Reintroduction of the Legacy IRA Act

On February 5, Senators Kevin Cramer (R-ND) and Debbie Stabenow (D-MI) reintroduced the Legacy IRA Act, legislation to increase the tax incentive of retirement-age middle-class Americans to give to charity. The senators introduced this bill in the last Congress.

The Legacy IRA Act gives middle-income seniors more flexibility to make gifts to charities through their individual retirement accounts (IRAs). It would expand the IRA Charitable Rollover by enabling seniors age 65 and over to give up to $400,000 annually tax free to an annuity held by the charity of their choice.

Senators Warren and Whitehouse Write to Secretary Yellen on Tax-exempt Political Groups

On February 3, Senators Sheldon Whitehouse (D-RI) and Elizabeth Warren (D-MA) wrote a letter to Treasury Secretary Janet Yellen saying that tax exemptions granted by the Internal Revenue Service (IRS) are being exploited, with some nonprofits appearing indistinguishable from political action committees. The lawmakers, both members of the Senate Finance Committee that oversees the IRS, urged Yellen to increase disclosure requirements on donors and probe inconsistencies in their expenditure reports.

Independent Sector Letter to President Biden

As part of ongoing engagement with the administration, on February 11, Independent Sector sent a letter addressed to President Biden communicating the urgency for relief policies targeted to the specific needs of nonprofit organizations, which during this difficult time have seen an increase in demand of their services while revenue streams continue to decline.
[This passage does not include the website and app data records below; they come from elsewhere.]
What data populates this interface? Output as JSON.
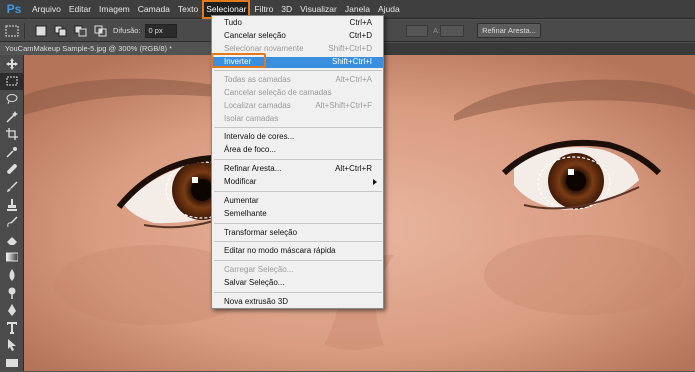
{
  "app": {
    "logo": "Ps",
    "accent": "#e3791e",
    "highlight": "#3a8fde"
  },
  "menubar": {
    "items": [
      "Arquivo",
      "Editar",
      "Imagem",
      "Camada",
      "Texto",
      "Selecionar",
      "Filtro",
      "3D",
      "Visualizar",
      "Janela",
      "Ajuda"
    ],
    "active": "Selecionar"
  },
  "options": {
    "feather_label": "Difusão:",
    "feather_value": "0 px",
    "refine_button": "Refinar Aresta...",
    "height_label": "A:"
  },
  "document": {
    "tab_title": "YouCamMakeup Sample-5.jpg @ 300% (RGB/8) *"
  },
  "select_menu": {
    "items": [
      {
        "label": "Tudo",
        "shortcut": "Ctrl+A",
        "disabled": false
      },
      {
        "label": "Cancelar seleção",
        "shortcut": "Ctrl+D",
        "disabled": false
      },
      {
        "label": "Selecionar novamente",
        "shortcut": "Shift+Ctrl+D",
        "disabled": true
      },
      {
        "label": "Inverter",
        "shortcut": "Shift+Ctrl+I",
        "disabled": false,
        "highlighted": true
      },
      {
        "label": "Todas as camadas",
        "shortcut": "Alt+Ctrl+A",
        "disabled": true
      },
      {
        "label": "Cancelar seleção de camadas",
        "shortcut": "",
        "disabled": true
      },
      {
        "label": "Localizar camadas",
        "shortcut": "Alt+Shift+Ctrl+F",
        "disabled": true
      },
      {
        "label": "Isolar camadas",
        "shortcut": "",
        "disabled": true
      },
      {
        "label": "Intervalo de cores...",
        "shortcut": "",
        "disabled": false
      },
      {
        "label": "Área de foco...",
        "shortcut": "",
        "disabled": false
      },
      {
        "label": "Refinar Aresta...",
        "shortcut": "Alt+Ctrl+R",
        "disabled": false
      },
      {
        "label": "Modificar",
        "shortcut": "",
        "disabled": false,
        "submenu": true
      },
      {
        "label": "Aumentar",
        "shortcut": "",
        "disabled": false
      },
      {
        "label": "Semelhante",
        "shortcut": "",
        "disabled": false
      },
      {
        "label": "Transformar seleção",
        "shortcut": "",
        "disabled": false
      },
      {
        "label": "Editar no modo máscara rápida",
        "shortcut": "",
        "disabled": false
      },
      {
        "label": "Carregar Seleção...",
        "shortcut": "",
        "disabled": true
      },
      {
        "label": "Salvar Seleção...",
        "shortcut": "",
        "disabled": false
      },
      {
        "label": "Nova extrusão 3D",
        "shortcut": "",
        "disabled": false
      }
    ]
  }
}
The letter also included information requested by the Biden-Harris team about the challenges nonprofits continue to face and specific ways that policymakers can help the sector. To provide this information, Independent Sector surveyed nonprofits about how policymakers can best help them in the next six months. Over 900 organizations completed the survey.

Types: Blog
Global Topics: Congress
Policy Issues: Charitable Giving